(Element data from apps and pages)
*****

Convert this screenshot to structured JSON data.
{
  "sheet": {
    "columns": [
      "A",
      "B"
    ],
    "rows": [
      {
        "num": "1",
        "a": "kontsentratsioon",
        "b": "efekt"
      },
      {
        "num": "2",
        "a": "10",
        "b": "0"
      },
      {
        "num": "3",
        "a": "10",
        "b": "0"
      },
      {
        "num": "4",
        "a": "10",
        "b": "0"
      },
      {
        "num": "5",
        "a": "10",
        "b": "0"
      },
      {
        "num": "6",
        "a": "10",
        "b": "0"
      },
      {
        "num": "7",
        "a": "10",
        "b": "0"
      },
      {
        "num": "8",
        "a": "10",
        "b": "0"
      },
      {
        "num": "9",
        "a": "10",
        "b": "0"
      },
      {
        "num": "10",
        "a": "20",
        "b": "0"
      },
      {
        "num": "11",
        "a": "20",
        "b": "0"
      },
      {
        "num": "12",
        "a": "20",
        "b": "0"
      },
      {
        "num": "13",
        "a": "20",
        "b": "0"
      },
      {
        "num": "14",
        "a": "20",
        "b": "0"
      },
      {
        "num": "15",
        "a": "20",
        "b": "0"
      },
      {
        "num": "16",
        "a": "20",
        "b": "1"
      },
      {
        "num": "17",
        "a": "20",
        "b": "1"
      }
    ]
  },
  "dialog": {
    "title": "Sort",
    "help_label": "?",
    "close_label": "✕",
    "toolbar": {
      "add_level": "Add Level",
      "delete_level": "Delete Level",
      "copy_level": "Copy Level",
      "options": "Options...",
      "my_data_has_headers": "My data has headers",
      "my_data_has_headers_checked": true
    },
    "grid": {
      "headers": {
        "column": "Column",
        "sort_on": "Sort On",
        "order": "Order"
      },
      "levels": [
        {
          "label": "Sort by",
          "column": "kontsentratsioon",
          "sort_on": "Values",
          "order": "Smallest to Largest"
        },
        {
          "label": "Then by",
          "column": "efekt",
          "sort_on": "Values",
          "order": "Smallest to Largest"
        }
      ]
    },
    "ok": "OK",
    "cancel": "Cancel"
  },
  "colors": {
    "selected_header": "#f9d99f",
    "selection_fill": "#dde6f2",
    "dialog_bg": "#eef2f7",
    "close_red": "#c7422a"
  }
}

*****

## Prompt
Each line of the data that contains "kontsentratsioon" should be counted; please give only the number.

## Solution for this problem
2